App and web page records:
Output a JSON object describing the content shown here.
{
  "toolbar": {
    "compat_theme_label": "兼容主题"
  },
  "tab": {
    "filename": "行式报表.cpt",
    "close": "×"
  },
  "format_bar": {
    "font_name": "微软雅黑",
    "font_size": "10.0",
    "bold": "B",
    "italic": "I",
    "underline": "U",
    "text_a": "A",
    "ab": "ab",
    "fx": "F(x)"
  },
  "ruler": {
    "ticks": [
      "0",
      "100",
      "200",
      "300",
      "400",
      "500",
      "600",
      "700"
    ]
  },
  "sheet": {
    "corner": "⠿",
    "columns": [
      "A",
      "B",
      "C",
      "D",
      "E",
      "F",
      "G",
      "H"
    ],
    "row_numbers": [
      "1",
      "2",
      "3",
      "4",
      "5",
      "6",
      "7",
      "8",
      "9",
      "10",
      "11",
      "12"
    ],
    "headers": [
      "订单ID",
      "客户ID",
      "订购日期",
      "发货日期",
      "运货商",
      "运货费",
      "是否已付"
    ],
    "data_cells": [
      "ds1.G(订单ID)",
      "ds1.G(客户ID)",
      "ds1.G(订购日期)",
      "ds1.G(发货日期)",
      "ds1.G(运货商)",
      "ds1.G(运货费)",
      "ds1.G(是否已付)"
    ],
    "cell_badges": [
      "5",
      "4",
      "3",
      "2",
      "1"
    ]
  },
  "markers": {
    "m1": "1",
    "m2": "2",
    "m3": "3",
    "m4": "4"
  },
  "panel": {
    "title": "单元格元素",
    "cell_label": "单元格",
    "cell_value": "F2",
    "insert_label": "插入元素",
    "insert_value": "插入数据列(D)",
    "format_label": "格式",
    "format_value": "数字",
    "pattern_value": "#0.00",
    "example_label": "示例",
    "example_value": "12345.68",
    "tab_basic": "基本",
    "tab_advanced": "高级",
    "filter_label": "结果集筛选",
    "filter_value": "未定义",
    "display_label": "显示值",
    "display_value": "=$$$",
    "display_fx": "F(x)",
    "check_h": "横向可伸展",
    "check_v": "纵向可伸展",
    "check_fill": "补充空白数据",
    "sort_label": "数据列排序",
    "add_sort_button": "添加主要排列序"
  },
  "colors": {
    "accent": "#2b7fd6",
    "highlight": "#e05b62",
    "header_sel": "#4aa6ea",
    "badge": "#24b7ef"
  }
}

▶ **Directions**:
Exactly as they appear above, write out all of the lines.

▶ **Result of the task**:
Output a JSON object describing the content shown here.
{
  "toolbar": {
    "compat_theme_label": "兼容主题"
  },
  "tab": {
    "filename": "行式报表.cpt",
    "close": "×"
  },
  "format_bar": {
    "font_name": "微软雅黑",
    "font_size": "10.0",
    "bold": "B",
    "italic": "I",
    "underline": "U",
    "text_a": "A",
    "ab": "ab",
    "fx": "F(x)"
  },
  "ruler": {
    "ticks": [
      "0",
      "100",
      "200",
      "300",
      "400",
      "500",
      "600",
      "700"
    ]
  },
  "sheet": {
    "corner": "⠿",
    "columns": [
      "A",
      "B",
      "C",
      "D",
      "E",
      "F",
      "G",
      "H"
    ],
    "row_numbers": [
      "1",
      "2",
      "3",
      "4",
      "5",
      "6",
      "7",
      "8",
      "9",
      "10",
      "11",
      "12"
    ],
    "headers": [
      "订单ID",
      "客户ID",
      "订购日期",
      "发货日期",
      "运货商",
      "运货费",
      "是否已付"
    ],
    "data_cells": [
      "ds1.G(订单ID)",
      "ds1.G(客户ID)",
      "ds1.G(订购日期)",
      "ds1.G(发货日期)",
      "ds1.G(运货商)",
      "ds1.G(运货费)",
      "ds1.G(是否已付)"
    ],
    "cell_badges": [
      "5",
      "4",
      "3",
      "2",
      "1"
    ]
  },
  "markers": {
    "m1": "1",
    "m2": "2",
    "m3": "3",
    "m4": "4"
  },
  "panel": {
    "title": "单元格元素",
    "cell_label": "单元格",
    "cell_value": "F2",
    "insert_label": "插入元素",
    "insert_value": "插入数据列(D)",
    "format_label": "格式",
    "format_value": "数字",
    "pattern_value": "#0.00",
    "example_label": "示例",
    "example_value": "12345.68",
    "tab_basic": "基本",
    "tab_advanced": "高级",
    "filter_label": "结果集筛选",
    "filter_value": "未定义",
    "display_label": "显示值",
    "display_value": "=$$$",
    "display_fx": "F(x)",
    "check_h": "横向可伸展",
    "check_v": "纵向可伸展",
    "check_fill": "补充空白数据",
    "sort_label": "数据列排序",
    "add_sort_button": "添加主要排列序"
  },
  "colors": {
    "accent": "#2b7fd6",
    "highlight": "#e05b62",
    "header_sel": "#4aa6ea",
    "badge": "#24b7ef"
  }
}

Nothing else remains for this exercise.